For everyone who grew up in the 1980’s, there are a few constants that are forever going to be apart of the very fabric of popular culture – films like Goonies and Breakfast Club – but nothing quite tops the list quite like Back to the Future. Certainly enough, I could go on about the whimsicality of going back in time and engaging in activities that range from just about everything; namely flirting with a younger version of a parent, putting a bully into their place or simply trying to avoid screwing up the rest of timeline via a viciously hilarious paradox. But, digressively, the series purported a significant amount of humor into a traditionally science-fiction trope of time travel. On the other hand, the early games created to cash in on the series didn’t necessarily do the franchise justice as much as later incarnations.
Take for instance the title created for Back to the Future: Part III, which was the first to appear on the Sega Genesis. As the system’s existence didn’t necessarily coincide with the release of the two previous films, it’s clear to see while only the third installment in the trilogy was able to make it to the Genesis. Nevertheless, for all the power the console could get out of a 16-bit cartridge, the game was derisively bad.
For everything that the game could have been, Probe Software – yes, the same guys who had a hand in the original Mortal Kombat – there was a lot left to be desired. Everything regarding Back to the Future: Part III as a game, and to some degree the film as well, was just pitifully bad from the levels, which only numbered in a paltry four, to the implementation of gameplay from the title screen going forward.
Even cinematically pertinent moments such as Doc Brown rescuing Clara Clayton from her runaway carriage, which was supposed to barrel out of control and over a ravine, is wrought with nothing but generically poor graphics and clunky controls. For those remotely interested, the way the level is supposed to play out is that Doc rides his horse, avoids obstacles and uses a shotgun to kill any enemies in his path to rescuing Clara. The problem is that it ditches anything remotely capable of connecting it to the film other than the names of the characters attached to the on-screen sprites.
As the game progresses, it only becomes increasingly dismal on a vast scale. Especially when a level in the game includes Marty using a pistol to target shoot that borderlines on a lousy doppelganger of Duckhunt, except only a hundredth as well-designed as an NES title that came several years before. Yet, in a following level, Marty uses pies to defeat Buford Tannen’s men and then Buford himself, without the aid of the pistol you use in the level previous in something more reminiscent of Diner Dash than anything else. But the final level, for those with the patience to endure the travesty of the game, will find it utterly disheartening to the point or having their love of the Back to the Future franchise jeopardized.
Now, speaking as someone who loved the original trilogy, just about fought my way to the front of a line to get on the Universal Studios ride, owned a good chunk of the toys from the series and even reserved time on the family television during Saturday mornings to enjoy the hell out of the Back to the Future Animated Series, going back and playing Part III on my Genesis this week was like finding a ten-year old crap sandwich covered in rancid mustard and mayo hanging out in the back of my refrigerator behind a off-blue hued flavor of Faygo – that bad.
So, you can understand my suspicious disposition when I noticed that Telltale Games finally got around to putting out their adventure game, which was supposed to be a follow-up to the third part of the Back to the Future trilogy.

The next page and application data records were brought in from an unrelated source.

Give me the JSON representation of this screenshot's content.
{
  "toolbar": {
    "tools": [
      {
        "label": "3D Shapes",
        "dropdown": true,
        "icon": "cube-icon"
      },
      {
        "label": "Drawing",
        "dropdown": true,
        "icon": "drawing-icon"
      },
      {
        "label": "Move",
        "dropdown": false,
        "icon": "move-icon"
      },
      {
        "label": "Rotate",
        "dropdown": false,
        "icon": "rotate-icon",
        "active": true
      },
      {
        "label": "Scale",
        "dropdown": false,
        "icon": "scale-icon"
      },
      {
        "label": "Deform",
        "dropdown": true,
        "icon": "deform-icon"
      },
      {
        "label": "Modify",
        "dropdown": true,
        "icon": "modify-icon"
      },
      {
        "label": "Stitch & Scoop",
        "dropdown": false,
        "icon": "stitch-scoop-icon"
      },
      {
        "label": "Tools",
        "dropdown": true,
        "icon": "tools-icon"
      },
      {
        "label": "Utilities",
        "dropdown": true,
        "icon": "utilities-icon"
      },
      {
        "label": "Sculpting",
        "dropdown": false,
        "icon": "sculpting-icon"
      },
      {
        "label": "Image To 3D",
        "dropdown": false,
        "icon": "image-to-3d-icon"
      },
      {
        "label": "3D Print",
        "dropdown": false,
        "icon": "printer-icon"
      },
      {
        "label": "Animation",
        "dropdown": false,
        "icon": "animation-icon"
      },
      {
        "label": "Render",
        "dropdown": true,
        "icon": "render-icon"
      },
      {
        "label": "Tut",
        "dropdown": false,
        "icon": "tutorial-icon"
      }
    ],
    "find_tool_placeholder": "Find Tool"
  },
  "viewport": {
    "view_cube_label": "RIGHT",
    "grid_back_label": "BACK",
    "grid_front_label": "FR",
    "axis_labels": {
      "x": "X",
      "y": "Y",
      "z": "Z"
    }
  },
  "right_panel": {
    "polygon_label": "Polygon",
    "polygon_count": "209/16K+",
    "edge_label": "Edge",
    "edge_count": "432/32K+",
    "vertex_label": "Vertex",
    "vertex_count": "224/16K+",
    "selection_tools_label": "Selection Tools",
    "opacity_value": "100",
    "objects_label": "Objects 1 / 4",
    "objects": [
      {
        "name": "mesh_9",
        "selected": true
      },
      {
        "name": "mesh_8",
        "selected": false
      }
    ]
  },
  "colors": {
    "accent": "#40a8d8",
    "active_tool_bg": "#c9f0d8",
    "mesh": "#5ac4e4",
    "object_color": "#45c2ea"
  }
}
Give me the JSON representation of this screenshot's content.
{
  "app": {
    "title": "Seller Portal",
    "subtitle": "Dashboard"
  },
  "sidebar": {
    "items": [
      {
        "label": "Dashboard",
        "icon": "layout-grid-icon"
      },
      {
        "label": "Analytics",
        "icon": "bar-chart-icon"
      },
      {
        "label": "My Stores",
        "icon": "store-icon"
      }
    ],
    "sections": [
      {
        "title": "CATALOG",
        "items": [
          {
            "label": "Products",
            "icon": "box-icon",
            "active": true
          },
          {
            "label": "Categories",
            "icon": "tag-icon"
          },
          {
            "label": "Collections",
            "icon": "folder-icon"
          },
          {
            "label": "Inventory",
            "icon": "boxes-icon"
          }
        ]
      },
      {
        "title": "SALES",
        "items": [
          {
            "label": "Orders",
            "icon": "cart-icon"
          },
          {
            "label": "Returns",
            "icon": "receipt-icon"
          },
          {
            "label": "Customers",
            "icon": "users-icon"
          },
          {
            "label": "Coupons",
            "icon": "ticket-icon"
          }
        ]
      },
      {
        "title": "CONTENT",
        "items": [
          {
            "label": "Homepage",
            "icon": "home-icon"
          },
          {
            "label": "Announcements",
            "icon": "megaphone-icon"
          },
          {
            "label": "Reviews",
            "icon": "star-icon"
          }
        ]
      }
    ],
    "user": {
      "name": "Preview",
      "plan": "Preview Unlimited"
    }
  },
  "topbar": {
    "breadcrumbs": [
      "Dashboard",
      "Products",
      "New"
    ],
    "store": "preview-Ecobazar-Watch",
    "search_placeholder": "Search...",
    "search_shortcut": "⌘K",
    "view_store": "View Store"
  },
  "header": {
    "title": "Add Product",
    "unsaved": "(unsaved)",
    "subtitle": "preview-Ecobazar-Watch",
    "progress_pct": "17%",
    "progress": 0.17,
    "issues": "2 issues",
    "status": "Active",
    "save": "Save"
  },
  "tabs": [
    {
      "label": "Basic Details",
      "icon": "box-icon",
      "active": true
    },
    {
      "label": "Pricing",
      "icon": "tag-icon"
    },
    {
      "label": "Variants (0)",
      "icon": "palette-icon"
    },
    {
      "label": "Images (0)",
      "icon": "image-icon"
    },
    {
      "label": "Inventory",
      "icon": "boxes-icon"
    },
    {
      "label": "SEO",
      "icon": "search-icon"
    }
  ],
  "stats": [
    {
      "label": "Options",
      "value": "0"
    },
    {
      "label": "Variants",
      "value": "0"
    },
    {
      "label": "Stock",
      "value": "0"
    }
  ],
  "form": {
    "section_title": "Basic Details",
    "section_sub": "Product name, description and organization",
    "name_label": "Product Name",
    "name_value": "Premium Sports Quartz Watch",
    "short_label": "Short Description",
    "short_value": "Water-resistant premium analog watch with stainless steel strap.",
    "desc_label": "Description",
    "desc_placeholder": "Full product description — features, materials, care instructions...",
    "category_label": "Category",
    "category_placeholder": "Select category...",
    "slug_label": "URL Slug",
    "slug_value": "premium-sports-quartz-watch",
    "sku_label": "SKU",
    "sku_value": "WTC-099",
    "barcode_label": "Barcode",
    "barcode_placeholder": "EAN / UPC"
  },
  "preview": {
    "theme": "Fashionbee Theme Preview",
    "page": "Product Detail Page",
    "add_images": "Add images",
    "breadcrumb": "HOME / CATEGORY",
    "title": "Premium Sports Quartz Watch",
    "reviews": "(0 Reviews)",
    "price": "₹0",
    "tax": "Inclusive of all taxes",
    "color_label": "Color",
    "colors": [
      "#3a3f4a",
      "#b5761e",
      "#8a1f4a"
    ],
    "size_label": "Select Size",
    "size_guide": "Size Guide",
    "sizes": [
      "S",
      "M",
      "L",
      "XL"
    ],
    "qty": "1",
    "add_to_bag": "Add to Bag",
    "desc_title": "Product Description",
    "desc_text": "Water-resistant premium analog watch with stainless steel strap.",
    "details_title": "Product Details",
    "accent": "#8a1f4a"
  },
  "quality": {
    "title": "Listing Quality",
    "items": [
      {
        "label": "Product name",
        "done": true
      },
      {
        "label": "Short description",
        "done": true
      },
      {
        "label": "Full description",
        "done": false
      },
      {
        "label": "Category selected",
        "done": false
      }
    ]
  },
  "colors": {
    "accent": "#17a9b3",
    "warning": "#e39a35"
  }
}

In fact, from what I’ve played through so far, it’s already proving to be significantly better. I mean leaps and bounds beyond the freakin’ moon better. Perhaps it’s because instead of trying to cash in on a film franchise when it hit theatres roughly two decades ago, Telltale is just doing their usual awesome to make a kick ass adventure game.
Sure enough, it does help that Christopher Lloyd and Michael J. Fox, Doc Brown and Marty McFly respectively, allowed their likenesses to be put into the game along with the fact that the voices are spot-on. But, it also takes a bit of bearing in mind that Telltale does know what the hell they’re doing when it comes to a good adventure game. After all, just look at their Strong Bad, Tales of Monkey Island and Sam & Max games – if you like adventure games and Back to the Future, you’re not in for a disappointment if the tempo of awesome continues through to the end, which I sincerely hope it will.
Divided into five episodes, the game takes place about six months following the events depicted in Back to the Future: Part III, which illustrates Marty trying to adjust to life without his best friend, Doc Brown. Thankfully, things don’t remain uneventful for too long as yet another DeLorean Time Machine appears and indicates that Doc Brown is yet again, in trouble. This time, Marty has to head back to 1931, during the era of prohibition in the United States where Doc has been implicated in an act of arson. Suffice to say, so far so good and it’s been a pretty impressive ride, both narrative and gameplay-wise.
What it boils down to, I suppose, is that technology can’t always proffer the best possible experience at the time to coincide with multiple forms of media. What may look amazing on a television or in a film could potentially be implemented in an absolutely hideous manner on a video game console and vice versa. For a title that was so goddamn terrible, which has since then become such an amazingly fun adventure game, it is easy to see how a fair amount of time can actually serve to allow designers and developers to create something that people who fondly remember a franchise will want to play.